rusq: Vol. 52 Issue 3: p. 259
Sources: Applied Science
Abigail Creitz

Technical Services Librarian, Vincennes University, Vincennes, Indiana

Applied Science is filling a gap in encyclopedic sets dealing with science and technology in everyday life. Previously, Magill’s Survey of Science, Applied Science Series (Salem Press, 1993–98) served this role, but it needs replacement due to advances in the fields it covers, as well as newly emerged fields of the applied sciences.

The encyclopedic articles are arranged alphabetically in 5 volumes, totaling 2,144 pages. There are 313 articles, and each is about 5 to 7 pages long. Most of the articles include photos, charts, graphs, or illustrations. The articles are standardized to include sections such as fields of study, key terms and concepts, background and history, “how it works,” applications and products, impact on industry, and careers and coursework.

Applied Science contains articles addressing general topics across applied sciences from traditional subjects to emerging topics, including Acoustics, Artificial Intelligence, Bioengineering, DNA Analysis, Ecological Engineering, Game Theory, Hybrid Vehicle Technologies, Nutrition and Dietetics, Military Sciences and Combat Engineering, Probability and Statistics, Speech Therapy and Phoniatrics, Telemedicine, Space Stations, Vehicular Accident Reconstruction, and Zymology and Zymurgy.
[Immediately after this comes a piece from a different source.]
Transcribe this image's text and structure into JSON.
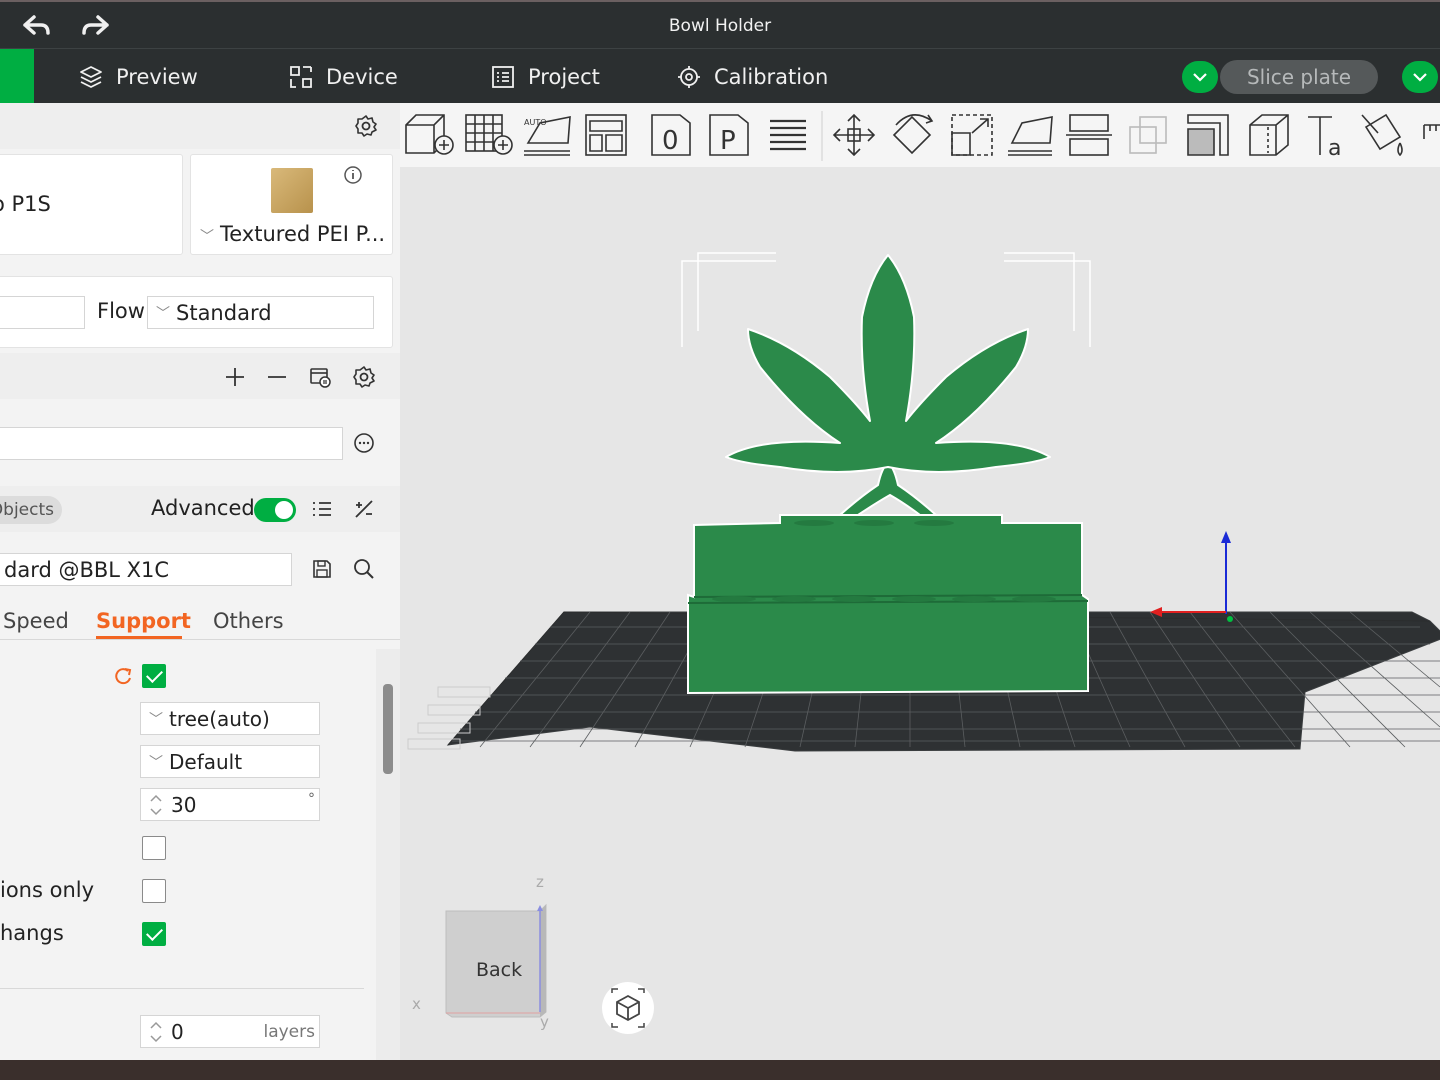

Each article effectively lays out a foundation of understanding and supplies suggestions for further reading both in print and online. Articles also address the careers that use the science discussed and future prospects in the fields.

There are a number of convenient features that make this resource very easy to use, especially for a high school student or lower-level undergraduate. First, a table of common units of measurement is featured at the beginning of each volume, making it easy to for the reader to consult regardless of volume in use. Second, a complete list of contents is also included in each volume, connecting each volume to the greater whole. Third, there is a timeline of all major advances in applied science, which gives the reader historical perspective that can get lost when researching topics a la carte. In addition to these, Salem Press gives complimentary online access to content at www.science.salempress.com. Full text of the articles can be accessed, and tools such as article citation, printing, emailing and saving are available to the user. However, Applied Science misses the mark on the provision of engaging color images and charts to accompany its articles. Instead, it makes sparing use of black-and-white images.

I recommend this title for high school or lower-level undergraduate use.



Article Categories:
  • Library Reference and User Services
    • Sources

Refbacks

  • There are currently no refbacks.


ALA Privacy Policy

© 2019 RUSA